Task to complete:
Write out the whole listing below exactly, skipping each picture.
START Supplied data
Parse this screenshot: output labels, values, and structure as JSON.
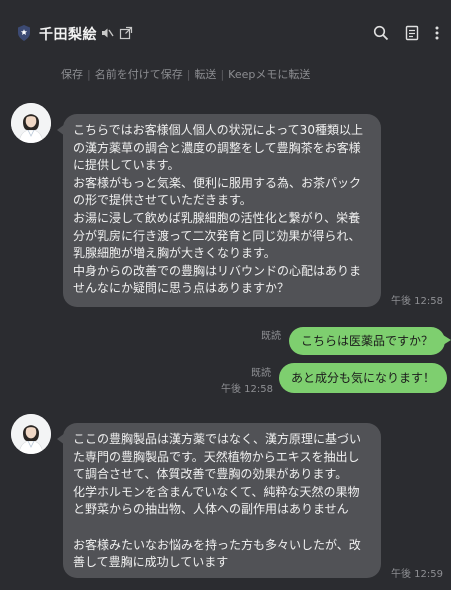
{
  "header": {
    "title": "千田梨絵",
    "icons": [
      "shield-star-icon",
      "mute-icon",
      "external-window-icon",
      "search-icon",
      "notes-icon",
      "more-vertical-icon"
    ]
  },
  "toolbar": {
    "save": "保存",
    "save_as": "名前を付けて保存",
    "forward": "転送",
    "keep_forward": "Keepメモに転送"
  },
  "messages": [
    {
      "type": "incoming",
      "text": "こちらではお客様個人個人の状況によって30種類以上の漢方薬草の調合と濃度の調整をして豊胸茶をお客様に提供しています。\nお客様がもっと気楽、便利に服用する為、お茶パックの形で提供させていただきます。\nお湯に浸して飲めば乳腺細胞の活性化と繋がり、栄養分が乳房に行き渡って二次発育と同じ効果が得られ、乳腺細胞が増え胸が大きくなります。\n中身からの改善での豊胸はリバウンドの心配はありませんなにか疑問に思う点はありますか？",
      "time": "午後 12:58"
    },
    {
      "type": "outgoing",
      "read": "既読",
      "text": "こちらは医薬品ですか？"
    },
    {
      "type": "outgoing",
      "read": "既読",
      "time": "午後 12:58",
      "text": "あと成分も気になります！"
    },
    {
      "type": "incoming",
      "text": "ここの豊胸製品は漢方薬ではなく、漢方原理に基づいた専門の豊胸製品です。天然植物からエキスを抽出して調合させて、体質改善で豊胸の効果があります。\n化学ホルモンを含まんでいなくて、純粋な天然の果物と野菜からの抽出物、人体への副作用はありません\n\nお客様みたいなお悩みを持った方も多々いしたが、改善して豊胸に成功しています",
      "time": "午後 12:59"
    }
  ],
  "colors": {
    "background": "#2b2c30",
    "incoming_bubble": "#515256",
    "outgoing_bubble": "#7ecf6f",
    "meta_text": "#8e8f93"
  }
}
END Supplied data
Completed task:
Parse this screenshot: output labels, values, and structure as JSON.
{
  "header": {
    "title": "千田梨絵",
    "icons": [
      "shield-star-icon",
      "mute-icon",
      "external-window-icon",
      "search-icon",
      "notes-icon",
      "more-vertical-icon"
    ]
  },
  "toolbar": {
    "save": "保存",
    "save_as": "名前を付けて保存",
    "forward": "転送",
    "keep_forward": "Keepメモに転送"
  },
  "messages": [
    {
      "type": "incoming",
      "text": "こちらではお客様個人個人の状況によって30種類以上の漢方薬草の調合と濃度の調整をして豊胸茶をお客様に提供しています。\nお客様がもっと気楽、便利に服用する為、お茶パックの形で提供させていただきます。\nお湯に浸して飲めば乳腺細胞の活性化と繋がり、栄養分が乳房に行き渡って二次発育と同じ効果が得られ、乳腺細胞が増え胸が大きくなります。\n中身からの改善での豊胸はリバウンドの心配はありませんなにか疑問に思う点はありますか？",
      "time": "午後 12:58"
    },
    {
      "type": "outgoing",
      "read": "既読",
      "text": "こちらは医薬品ですか？"
    },
    {
      "type": "outgoing",
      "read": "既読",
      "time": "午後 12:58",
      "text": "あと成分も気になります！"
    },
    {
      "type": "incoming",
      "text": "ここの豊胸製品は漢方薬ではなく、漢方原理に基づいた専門の豊胸製品です。天然植物からエキスを抽出して調合させて、体質改善で豊胸の効果があります。\n化学ホルモンを含まんでいなくて、純粋な天然の果物と野菜からの抽出物、人体への副作用はありません\n\nお客様みたいなお悩みを持った方も多々いしたが、改善して豊胸に成功しています",
      "time": "午後 12:59"
    }
  ],
  "colors": {
    "background": "#2b2c30",
    "incoming_bubble": "#515256",
    "outgoing_bubble": "#7ecf6f",
    "meta_text": "#8e8f93"
  }
}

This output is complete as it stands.